PATIENTS Program Grant Establishes Collaboration with Southwest Partnership in Baltimore City
Researchers and community members attend interactive training sessions together to discuss health care research and patient-centered outcomes
By Lou Cortina
August 25, 2021
The PATIENTS Program at the University of Maryland School of Pharmacy (UMSOP) is collaborating with the Southwest Partnership (SWP) to bring the voices of Baltimore City residents into the discussion about health care research and patient outcomes.
Through a two-year, $250,000 funding award from the Patient Centered Outcomes Research Institute (PCORI), the collaboration is working with communities in Southwest Baltimore to take part in patient-centered outcomes research (PCOR) and comparative effectiveness research (CER). The project is titled COmmunity Based Development of CollaboRatIVE and Sustainable PartNerships in PCOR/CER (CO-DRIVEN).
Michelle Medeiros, MA, MS, CCRP, director of research for the PATIENTS Program, leads the project, which advances the mission of the program’s to engage in patient-centered outcomes research aimed at reducing health inequities and improving the well-being of communities and their residents.
The project, which began in early 2021, formed a six-member stakeholder advisory board that consists of three Southwest Baltimore community members and three University of Maryland, Baltimore (UMB) researchers. Materials for PCOR and CER training have been developed and are being delivered in virtual and in-person sessions.
The first training in August was virtual and included an introduction to PCOR, engagement, and research as well as information on a 10-step framework for continuous engagement that was developed by PATIENTS Program executive director C. Daniel Mullins, PhD, professor and chair of the Department of Health Services Research at UMSOP. A similar session is scheduled to be held in October.
“Attendees receive flashcards that describe methods for engaging community stakeholders in a project such as using focus groups, meetings, or print materials,” Medeiros said. “Attendees can see what the 10 steps look like on their flashcards and then use it for an interactive session. We also talk about the social determinants of health.
“Researchers and Southwest Baltimore community members attend together, so we can set a level playing field, do introductions, and really just say, ‘We’re all here, we’re all equal, and we’re all at the same table.’ These sessions are geared toward having an open dialogue.”
The final part of the CO-DRIVEN project involves documenting and disseminating the lessons learned during the process.
“Bringing the voice of patients and community stakeholders to the research table, where there hasn’t been a seat in the past, drives me to build new relationships with our community,” Medeiros said. “With this project, we are building a bridge between the academic research resources of UMB and the lived experiences of our Southwest Baltimore neighbors. This partnership will be the foundation on which future research is co-developed, research that brings the voice of the community in from the beginning, not as an afterthought.”
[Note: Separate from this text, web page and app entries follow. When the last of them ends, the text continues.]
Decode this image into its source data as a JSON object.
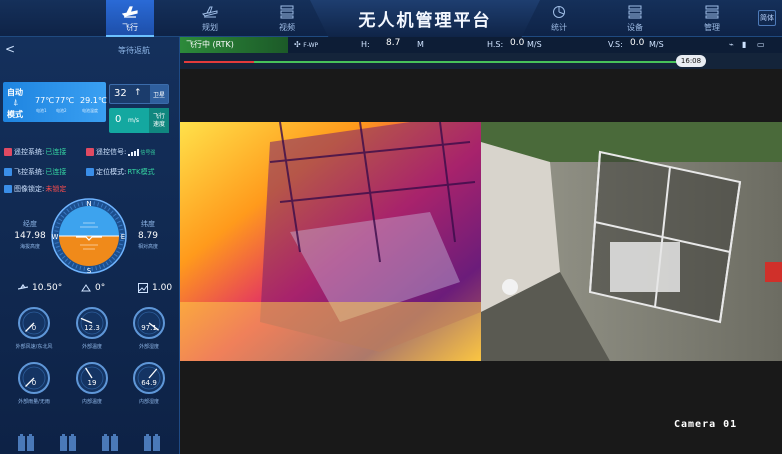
{
  "title": "无人机管理平台",
  "nav": {
    "items": [
      {
        "label": "飞行",
        "icon": "plane-icon",
        "active": true
      },
      {
        "label": "规划",
        "icon": "plane-outline-icon",
        "active": false
      },
      {
        "label": "视频",
        "icon": "list-icon",
        "active": false
      },
      {
        "label": "统计",
        "icon": "pie-chart-icon",
        "active": false
      },
      {
        "label": "设备",
        "icon": "device-list-icon",
        "active": false
      },
      {
        "label": "管理",
        "icon": "manage-list-icon",
        "active": false
      }
    ],
    "lang": "简体"
  },
  "left": {
    "back": "<",
    "status": "等待返航",
    "mode_top": "自动",
    "mode_bottom": "模式",
    "mode_temp1": "77℃",
    "mode_temp1_sub": "电池1",
    "mode_temp2": "77℃",
    "mode_temp2_sub": "电池2",
    "mode_temp3": "29.1℃",
    "mode_temp3_sub": "电池温度",
    "satellites": "32",
    "satellites_label": "卫星",
    "speed": "0",
    "speed_unit": "m/s",
    "speed_label_1": "飞行",
    "speed_label_2": "速度",
    "systems": [
      {
        "label": "遥控系统:",
        "value": "已连接",
        "state": "ok"
      },
      {
        "label": "遥控信号:",
        "value": "",
        "extra": "信号强",
        "state": "ok"
      },
      {
        "label": "飞控系统:",
        "value": "已连接",
        "state": "ok"
      },
      {
        "label": "定位模式:",
        "value": "RTK模式",
        "state": "ok"
      },
      {
        "label": "图像锁定:",
        "value": "未锁定",
        "state": "bad"
      }
    ],
    "hud": {
      "left_label": "经度",
      "left_value": "147.98",
      "left_sub": "海拔高度",
      "right_label": "纬度",
      "right_value": "8.79",
      "right_sub": "相对高度",
      "dirs": [
        "N",
        "E",
        "S",
        "W"
      ]
    },
    "angles": [
      {
        "value": "10.50°",
        "icon": "pitch-icon"
      },
      {
        "value": "0°",
        "icon": "yaw-icon"
      },
      {
        "value": "1.00",
        "icon": "image-icon"
      }
    ],
    "gauges": [
      {
        "value": "0",
        "caption": "外部风速/东北风",
        "fraction": 0.0
      },
      {
        "value": "12.3",
        "caption": "外部温度",
        "fraction": 0.25
      },
      {
        "value": "97.1",
        "caption": "外部湿度",
        "fraction": 0.97
      },
      {
        "value": "0",
        "caption": "外部雨量/无雨",
        "fraction": 0.0
      },
      {
        "value": "19",
        "caption": "内部温度",
        "fraction": 0.38
      },
      {
        "value": "64.9",
        "caption": "内部湿度",
        "fraction": 0.65
      }
    ]
  },
  "telemetry": {
    "flight_state": "飞行中 (RTK)",
    "flight_mode": "F-WP",
    "h_label": "H:",
    "h_value": "8.7",
    "h_unit": "M",
    "hs_label": "H.S:",
    "hs_value": "0.0",
    "hs_unit": "M/S",
    "vs_label": "V.S:",
    "vs_value": "0.0",
    "vs_unit": "M/S",
    "time": "16:08"
  },
  "video": {
    "camera_label": "Camera 01"
  }
}
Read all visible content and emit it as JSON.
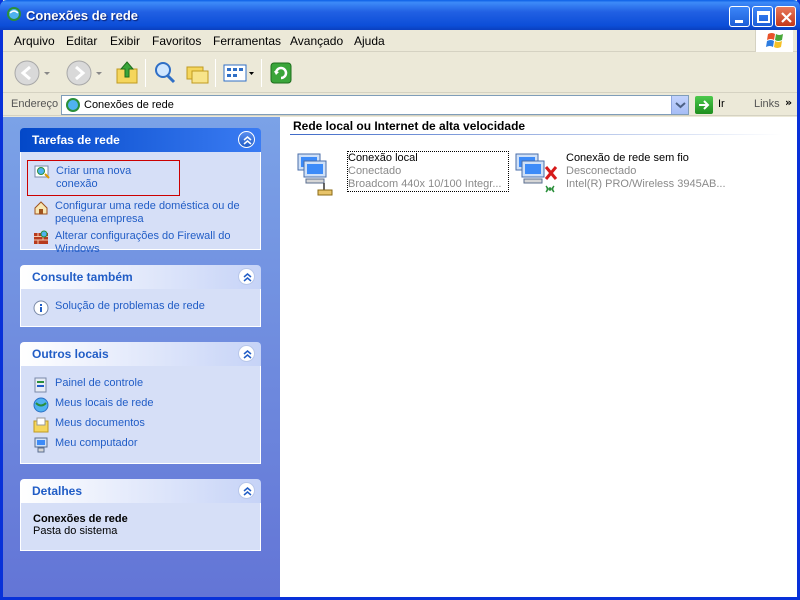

SWP is made up of seven neighborhood associations and 13 equal partners that work together to build community in Baltimore. It includes residents, business owners, workers, visitors, church members, and partners in the neighborhoods of Barre Circle, Franklin Square, Hollins Market, Mount Clare, Pigtown, Poppleton, and Union Square. Among the partner institutions are UMB, the University of Maryland BioPark, and the University of Maryland Medical Center.
Elizabeth Weber, MSW, program director/deputy director for SWP and a University of Maryland School of Social Work graduate, was part of the team that put together the PCORI application. She is SWP’s project lead for CO-DRIVEN and says the project aligns well with SWP’s mission.
“Neighborhood leadership development and working to make sure that community members have opportunities to make decisions about their communities is central to the mission of the Southwest Partnership and its member neighborhood associations,” Weber said. “These trainings are a great opportunity for neighbors to work alongside researchers and understand ways in which health care research can be done better — and how community members can play a pivotal role in making that happen.”
Mullins, meanwhile, called the PCORI award “transformative.”
“It builds upon a community-based organization’s interest in community-academic partnership and transforms the relations between the Southwest Partnership and UMB from one that focuses mainly on outreach and service to one that includes discussions about research,” he said.
“In a city where many residents are distrustful of research, it is more important than ever to have conversations about what research is and how it can benefit more people if the way research is conducted is more patient-centered. I am really proud of Michelle Medeiros and the Southwest Partnership for developing this new patient-centered outcomes research collaboration.”